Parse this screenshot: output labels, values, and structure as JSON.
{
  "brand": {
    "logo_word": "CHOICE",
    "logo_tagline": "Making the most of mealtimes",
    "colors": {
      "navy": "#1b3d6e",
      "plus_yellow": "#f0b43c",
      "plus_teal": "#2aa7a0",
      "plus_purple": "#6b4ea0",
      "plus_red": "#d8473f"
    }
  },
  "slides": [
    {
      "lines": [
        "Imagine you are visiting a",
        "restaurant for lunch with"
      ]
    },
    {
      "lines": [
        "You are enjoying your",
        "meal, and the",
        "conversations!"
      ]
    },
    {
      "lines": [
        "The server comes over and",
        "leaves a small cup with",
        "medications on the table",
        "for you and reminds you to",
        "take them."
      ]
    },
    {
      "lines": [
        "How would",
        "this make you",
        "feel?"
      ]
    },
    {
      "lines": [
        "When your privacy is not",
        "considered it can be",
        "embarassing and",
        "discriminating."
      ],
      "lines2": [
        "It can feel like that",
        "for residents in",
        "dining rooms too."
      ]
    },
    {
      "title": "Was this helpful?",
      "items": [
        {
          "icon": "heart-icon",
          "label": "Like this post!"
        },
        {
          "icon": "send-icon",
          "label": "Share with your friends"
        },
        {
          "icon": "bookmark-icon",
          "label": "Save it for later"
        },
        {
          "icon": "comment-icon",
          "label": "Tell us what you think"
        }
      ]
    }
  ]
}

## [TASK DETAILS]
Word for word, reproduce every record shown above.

## [EXERCISE OUTPUT]
Parse this screenshot: output labels, values, and structure as JSON.
{
  "brand": {
    "logo_word": "CHOICE",
    "logo_tagline": "Making the most of mealtimes",
    "colors": {
      "navy": "#1b3d6e",
      "plus_yellow": "#f0b43c",
      "plus_teal": "#2aa7a0",
      "plus_purple": "#6b4ea0",
      "plus_red": "#d8473f"
    }
  },
  "slides": [
    {
      "lines": [
        "Imagine you are visiting a",
        "restaurant for lunch with"
      ]
    },
    {
      "lines": [
        "You are enjoying your",
        "meal, and the",
        "conversations!"
      ]
    },
    {
      "lines": [
        "The server comes over and",
        "leaves a small cup with",
        "medications on the table",
        "for you and reminds you to",
        "take them."
      ]
    },
    {
      "lines": [
        "How would",
        "this make you",
        "feel?"
      ]
    },
    {
      "lines": [
        "When your privacy is not",
        "considered it can be",
        "embarassing and",
        "discriminating."
      ],
      "lines2": [
        "It can feel like that",
        "for residents in",
        "dining rooms too."
      ]
    },
    {
      "title": "Was this helpful?",
      "items": [
        {
          "icon": "heart-icon",
          "label": "Like this post!"
        },
        {
          "icon": "send-icon",
          "label": "Share with your friends"
        },
        {
          "icon": "bookmark-icon",
          "label": "Save it for later"
        },
        {
          "icon": "comment-icon",
          "label": "Tell us what you think"
        }
      ]
    }
  ]
}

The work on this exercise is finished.